Please report the number of lines in the entries below that contain "subscribers", with nothing added.

Data entries
+ + +
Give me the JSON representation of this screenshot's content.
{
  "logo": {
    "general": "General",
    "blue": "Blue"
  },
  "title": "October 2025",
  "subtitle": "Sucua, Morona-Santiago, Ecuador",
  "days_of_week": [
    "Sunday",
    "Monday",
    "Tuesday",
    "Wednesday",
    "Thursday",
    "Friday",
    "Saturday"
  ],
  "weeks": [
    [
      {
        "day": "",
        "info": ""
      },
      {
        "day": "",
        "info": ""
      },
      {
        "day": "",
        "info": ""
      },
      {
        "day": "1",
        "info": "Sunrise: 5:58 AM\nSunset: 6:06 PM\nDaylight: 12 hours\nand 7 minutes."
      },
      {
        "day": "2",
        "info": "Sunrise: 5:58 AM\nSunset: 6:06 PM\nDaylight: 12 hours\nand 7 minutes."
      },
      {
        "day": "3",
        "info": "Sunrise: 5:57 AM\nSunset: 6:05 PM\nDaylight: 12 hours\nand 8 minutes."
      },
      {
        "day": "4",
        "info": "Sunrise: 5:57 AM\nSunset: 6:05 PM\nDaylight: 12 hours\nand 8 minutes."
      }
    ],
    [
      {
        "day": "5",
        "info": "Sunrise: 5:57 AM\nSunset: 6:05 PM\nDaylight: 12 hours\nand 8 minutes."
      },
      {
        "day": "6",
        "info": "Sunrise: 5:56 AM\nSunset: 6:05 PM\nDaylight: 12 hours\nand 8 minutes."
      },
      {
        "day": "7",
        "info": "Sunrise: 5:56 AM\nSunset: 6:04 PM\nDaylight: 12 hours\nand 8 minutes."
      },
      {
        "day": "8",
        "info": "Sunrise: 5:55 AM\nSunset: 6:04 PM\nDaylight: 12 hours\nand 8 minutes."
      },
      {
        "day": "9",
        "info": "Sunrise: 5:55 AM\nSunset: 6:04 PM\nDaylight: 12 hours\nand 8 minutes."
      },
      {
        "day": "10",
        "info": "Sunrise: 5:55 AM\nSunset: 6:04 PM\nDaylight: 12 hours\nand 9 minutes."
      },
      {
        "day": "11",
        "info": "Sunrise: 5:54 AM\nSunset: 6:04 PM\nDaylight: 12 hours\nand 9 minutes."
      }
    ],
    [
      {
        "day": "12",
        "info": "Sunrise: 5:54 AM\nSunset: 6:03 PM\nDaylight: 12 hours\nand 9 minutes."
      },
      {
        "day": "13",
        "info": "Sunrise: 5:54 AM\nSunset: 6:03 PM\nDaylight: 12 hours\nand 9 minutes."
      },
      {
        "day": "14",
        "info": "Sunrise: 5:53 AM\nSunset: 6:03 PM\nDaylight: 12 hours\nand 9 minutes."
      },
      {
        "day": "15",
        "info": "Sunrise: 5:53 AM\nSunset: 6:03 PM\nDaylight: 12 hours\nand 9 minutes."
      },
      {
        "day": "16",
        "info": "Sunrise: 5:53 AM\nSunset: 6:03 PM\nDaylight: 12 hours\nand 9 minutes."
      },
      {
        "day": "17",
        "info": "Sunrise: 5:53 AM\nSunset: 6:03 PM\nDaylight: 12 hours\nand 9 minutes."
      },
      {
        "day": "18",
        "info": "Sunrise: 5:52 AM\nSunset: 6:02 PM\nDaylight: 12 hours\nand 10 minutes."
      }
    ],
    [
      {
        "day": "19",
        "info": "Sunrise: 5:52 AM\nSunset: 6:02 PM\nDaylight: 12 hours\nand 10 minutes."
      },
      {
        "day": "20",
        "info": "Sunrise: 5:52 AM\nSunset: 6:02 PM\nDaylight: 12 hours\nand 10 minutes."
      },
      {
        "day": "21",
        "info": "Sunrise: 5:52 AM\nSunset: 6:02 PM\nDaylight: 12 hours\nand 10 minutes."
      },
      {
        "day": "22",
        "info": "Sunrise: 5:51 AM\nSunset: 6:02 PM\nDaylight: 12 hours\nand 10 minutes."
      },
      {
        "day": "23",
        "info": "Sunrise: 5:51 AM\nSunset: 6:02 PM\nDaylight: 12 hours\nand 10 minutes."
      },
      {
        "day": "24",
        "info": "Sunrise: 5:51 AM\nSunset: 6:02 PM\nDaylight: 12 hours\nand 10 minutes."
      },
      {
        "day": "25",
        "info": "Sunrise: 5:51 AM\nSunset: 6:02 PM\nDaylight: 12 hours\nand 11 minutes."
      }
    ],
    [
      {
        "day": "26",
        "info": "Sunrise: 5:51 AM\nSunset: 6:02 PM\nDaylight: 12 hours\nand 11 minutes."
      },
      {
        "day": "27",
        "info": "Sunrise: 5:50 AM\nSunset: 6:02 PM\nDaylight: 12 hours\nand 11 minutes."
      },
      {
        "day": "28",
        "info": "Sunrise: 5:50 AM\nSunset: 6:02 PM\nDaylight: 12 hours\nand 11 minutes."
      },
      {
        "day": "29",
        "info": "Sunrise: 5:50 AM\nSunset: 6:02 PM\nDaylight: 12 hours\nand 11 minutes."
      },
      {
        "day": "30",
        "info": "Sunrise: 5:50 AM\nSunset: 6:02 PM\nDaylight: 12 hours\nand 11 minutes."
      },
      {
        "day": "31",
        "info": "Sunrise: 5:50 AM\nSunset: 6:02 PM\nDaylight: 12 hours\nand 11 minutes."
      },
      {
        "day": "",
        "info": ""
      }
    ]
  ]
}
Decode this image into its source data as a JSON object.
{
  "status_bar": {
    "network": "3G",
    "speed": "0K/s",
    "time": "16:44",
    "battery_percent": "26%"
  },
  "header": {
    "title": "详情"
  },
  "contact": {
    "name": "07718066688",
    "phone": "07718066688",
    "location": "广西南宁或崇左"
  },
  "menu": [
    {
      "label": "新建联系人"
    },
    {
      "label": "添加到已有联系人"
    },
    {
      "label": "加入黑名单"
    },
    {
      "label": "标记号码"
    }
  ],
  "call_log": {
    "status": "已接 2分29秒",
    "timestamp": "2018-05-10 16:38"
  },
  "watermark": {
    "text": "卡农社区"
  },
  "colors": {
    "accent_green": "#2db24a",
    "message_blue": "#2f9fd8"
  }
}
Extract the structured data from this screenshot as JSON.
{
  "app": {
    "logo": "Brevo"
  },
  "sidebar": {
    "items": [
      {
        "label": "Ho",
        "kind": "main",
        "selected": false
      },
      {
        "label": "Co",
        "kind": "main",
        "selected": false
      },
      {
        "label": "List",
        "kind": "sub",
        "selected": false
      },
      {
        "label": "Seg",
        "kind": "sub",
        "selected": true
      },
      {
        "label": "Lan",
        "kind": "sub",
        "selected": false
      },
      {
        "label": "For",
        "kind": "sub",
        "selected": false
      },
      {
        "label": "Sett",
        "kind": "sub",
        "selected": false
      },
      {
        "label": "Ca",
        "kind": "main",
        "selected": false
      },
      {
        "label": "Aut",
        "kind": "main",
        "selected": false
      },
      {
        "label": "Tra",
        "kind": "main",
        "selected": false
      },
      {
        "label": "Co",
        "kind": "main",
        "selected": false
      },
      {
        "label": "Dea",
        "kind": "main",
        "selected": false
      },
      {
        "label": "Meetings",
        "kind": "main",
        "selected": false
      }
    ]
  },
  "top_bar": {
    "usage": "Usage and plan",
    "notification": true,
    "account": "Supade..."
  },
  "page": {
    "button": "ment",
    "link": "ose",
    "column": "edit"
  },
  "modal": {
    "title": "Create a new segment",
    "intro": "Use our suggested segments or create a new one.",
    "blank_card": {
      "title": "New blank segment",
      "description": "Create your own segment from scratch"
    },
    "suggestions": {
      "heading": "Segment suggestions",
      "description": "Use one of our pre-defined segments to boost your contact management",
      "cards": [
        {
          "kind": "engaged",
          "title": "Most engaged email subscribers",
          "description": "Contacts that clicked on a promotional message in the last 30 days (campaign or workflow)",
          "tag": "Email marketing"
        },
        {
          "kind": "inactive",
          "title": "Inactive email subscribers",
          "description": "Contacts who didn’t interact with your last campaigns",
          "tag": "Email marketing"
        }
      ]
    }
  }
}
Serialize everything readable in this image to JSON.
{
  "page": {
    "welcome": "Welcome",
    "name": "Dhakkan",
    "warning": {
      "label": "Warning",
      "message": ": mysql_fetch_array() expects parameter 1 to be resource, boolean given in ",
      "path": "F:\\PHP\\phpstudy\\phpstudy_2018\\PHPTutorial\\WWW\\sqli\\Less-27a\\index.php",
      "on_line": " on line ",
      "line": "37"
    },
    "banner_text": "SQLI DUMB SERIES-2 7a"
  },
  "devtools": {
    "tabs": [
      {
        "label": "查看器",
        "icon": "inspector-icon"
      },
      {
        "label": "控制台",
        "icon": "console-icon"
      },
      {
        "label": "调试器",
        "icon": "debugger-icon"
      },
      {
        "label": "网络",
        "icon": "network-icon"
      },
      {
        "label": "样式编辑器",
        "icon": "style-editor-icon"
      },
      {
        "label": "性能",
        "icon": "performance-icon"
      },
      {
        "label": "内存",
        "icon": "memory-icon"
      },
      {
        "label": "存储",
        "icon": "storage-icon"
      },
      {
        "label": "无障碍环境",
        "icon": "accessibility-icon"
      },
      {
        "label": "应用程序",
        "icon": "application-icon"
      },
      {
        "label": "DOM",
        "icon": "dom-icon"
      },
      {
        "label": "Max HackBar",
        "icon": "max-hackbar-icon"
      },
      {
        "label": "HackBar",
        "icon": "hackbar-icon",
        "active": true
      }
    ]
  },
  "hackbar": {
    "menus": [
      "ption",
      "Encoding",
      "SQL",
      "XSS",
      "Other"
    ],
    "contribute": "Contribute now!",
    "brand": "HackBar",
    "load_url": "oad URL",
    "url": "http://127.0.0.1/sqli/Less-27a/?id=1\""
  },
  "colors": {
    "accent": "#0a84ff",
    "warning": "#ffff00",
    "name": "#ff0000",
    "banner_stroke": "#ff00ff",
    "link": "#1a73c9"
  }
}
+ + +
▶ [ANSWER SECTION]: 2